BEGIN Dataset excerpts

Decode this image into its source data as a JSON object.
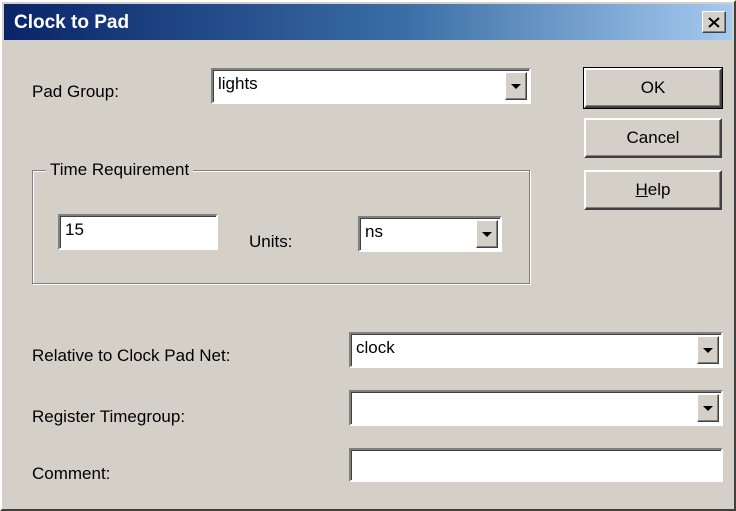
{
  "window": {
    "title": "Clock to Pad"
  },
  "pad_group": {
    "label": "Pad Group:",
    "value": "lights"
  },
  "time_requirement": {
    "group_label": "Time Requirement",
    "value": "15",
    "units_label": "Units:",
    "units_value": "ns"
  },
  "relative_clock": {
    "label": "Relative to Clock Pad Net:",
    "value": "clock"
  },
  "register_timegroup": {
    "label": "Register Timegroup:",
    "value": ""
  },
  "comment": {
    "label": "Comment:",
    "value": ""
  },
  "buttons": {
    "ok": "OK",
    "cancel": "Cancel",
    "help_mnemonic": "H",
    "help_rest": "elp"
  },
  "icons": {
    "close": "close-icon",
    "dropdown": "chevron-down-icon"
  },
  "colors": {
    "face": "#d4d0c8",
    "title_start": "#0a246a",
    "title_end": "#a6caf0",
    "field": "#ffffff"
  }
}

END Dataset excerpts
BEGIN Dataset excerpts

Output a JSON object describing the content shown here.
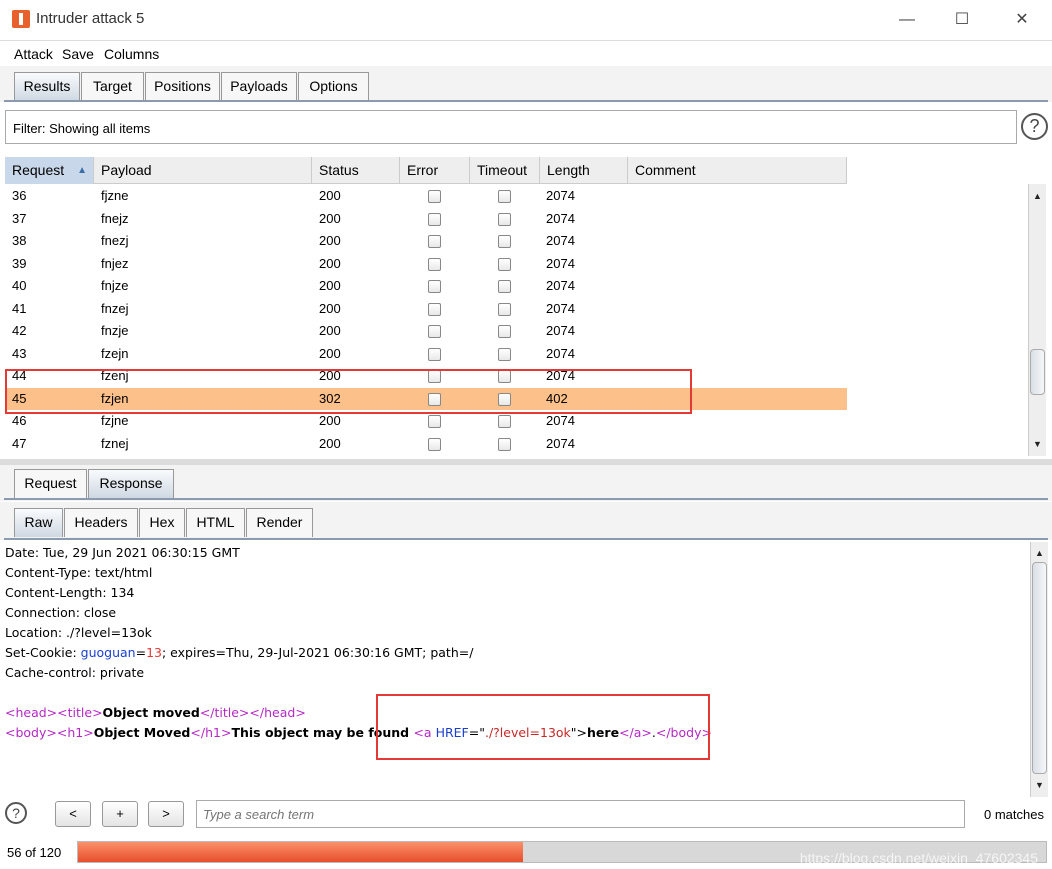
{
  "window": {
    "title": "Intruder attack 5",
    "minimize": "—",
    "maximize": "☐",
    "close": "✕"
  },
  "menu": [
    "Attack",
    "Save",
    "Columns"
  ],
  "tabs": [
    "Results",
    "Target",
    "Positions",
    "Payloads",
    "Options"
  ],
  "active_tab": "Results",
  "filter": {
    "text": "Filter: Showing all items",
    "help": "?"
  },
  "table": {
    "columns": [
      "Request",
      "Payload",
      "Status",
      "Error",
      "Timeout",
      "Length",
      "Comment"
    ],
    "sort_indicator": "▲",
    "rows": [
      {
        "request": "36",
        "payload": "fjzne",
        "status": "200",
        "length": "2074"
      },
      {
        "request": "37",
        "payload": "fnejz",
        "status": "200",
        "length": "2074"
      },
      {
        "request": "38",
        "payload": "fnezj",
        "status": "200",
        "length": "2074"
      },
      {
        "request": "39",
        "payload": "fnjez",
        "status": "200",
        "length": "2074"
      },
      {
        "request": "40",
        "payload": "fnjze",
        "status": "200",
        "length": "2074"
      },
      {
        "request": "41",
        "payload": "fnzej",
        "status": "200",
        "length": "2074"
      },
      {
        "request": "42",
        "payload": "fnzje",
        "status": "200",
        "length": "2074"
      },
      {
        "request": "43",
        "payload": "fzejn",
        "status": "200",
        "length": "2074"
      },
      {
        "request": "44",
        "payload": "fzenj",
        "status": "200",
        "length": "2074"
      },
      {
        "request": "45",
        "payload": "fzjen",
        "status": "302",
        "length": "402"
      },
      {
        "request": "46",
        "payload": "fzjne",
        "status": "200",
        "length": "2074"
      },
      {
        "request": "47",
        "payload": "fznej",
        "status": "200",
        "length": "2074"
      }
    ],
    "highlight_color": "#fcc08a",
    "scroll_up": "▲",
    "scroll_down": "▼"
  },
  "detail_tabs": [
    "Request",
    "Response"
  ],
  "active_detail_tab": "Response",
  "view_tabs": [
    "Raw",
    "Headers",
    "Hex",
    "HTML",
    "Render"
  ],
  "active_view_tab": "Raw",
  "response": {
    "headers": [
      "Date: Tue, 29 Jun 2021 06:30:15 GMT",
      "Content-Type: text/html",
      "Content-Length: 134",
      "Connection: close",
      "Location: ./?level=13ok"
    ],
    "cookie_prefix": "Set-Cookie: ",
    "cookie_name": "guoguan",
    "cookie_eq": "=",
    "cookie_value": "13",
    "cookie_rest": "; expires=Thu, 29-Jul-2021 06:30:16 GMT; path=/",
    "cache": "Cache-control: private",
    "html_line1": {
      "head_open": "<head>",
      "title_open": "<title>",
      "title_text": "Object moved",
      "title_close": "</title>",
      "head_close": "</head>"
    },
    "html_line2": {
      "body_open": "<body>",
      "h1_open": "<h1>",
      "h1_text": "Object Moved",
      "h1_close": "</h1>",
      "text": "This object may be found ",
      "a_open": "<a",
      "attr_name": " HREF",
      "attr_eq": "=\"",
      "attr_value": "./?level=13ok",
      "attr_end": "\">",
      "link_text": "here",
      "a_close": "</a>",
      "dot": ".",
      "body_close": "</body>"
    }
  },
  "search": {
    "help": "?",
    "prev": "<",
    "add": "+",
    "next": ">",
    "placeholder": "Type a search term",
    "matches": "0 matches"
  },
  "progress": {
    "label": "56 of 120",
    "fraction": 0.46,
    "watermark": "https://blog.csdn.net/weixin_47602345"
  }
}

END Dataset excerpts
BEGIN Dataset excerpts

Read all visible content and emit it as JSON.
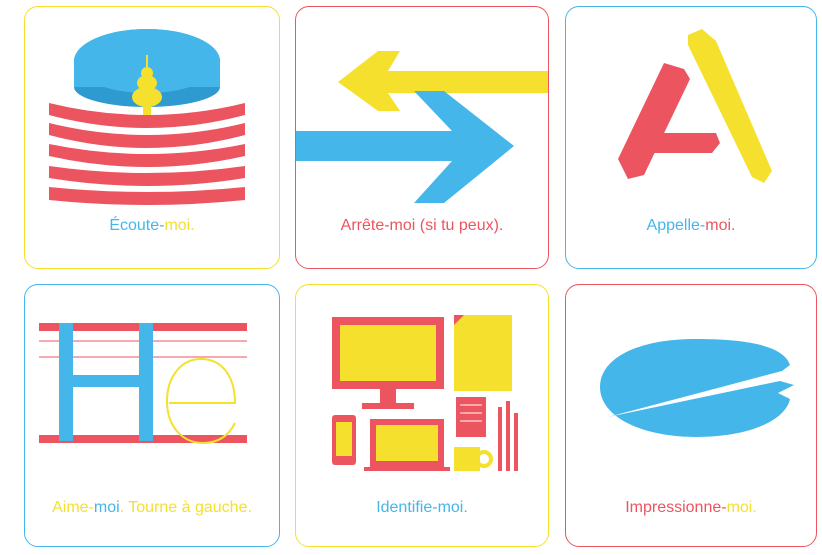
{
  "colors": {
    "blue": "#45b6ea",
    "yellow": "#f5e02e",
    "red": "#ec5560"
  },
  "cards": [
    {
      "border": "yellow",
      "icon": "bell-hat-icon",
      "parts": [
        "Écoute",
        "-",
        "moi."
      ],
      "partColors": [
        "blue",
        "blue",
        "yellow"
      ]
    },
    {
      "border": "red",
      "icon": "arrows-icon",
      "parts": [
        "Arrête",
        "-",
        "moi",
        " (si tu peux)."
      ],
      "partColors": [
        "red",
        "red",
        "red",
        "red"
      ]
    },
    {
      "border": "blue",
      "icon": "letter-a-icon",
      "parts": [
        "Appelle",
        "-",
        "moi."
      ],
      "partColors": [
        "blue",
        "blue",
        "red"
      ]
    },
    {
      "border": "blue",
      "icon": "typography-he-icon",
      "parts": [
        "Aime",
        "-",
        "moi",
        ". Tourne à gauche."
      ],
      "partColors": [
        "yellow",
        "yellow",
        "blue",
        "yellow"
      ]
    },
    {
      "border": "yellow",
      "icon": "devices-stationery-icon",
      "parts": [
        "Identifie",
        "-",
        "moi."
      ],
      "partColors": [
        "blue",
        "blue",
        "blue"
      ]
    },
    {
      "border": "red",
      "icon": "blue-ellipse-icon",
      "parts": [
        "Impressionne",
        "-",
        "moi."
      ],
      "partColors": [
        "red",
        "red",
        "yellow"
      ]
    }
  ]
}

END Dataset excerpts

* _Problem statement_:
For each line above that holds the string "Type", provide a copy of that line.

* _The answer_:
      "Content-Type: text/html",
    "placeholder": "Type a search term",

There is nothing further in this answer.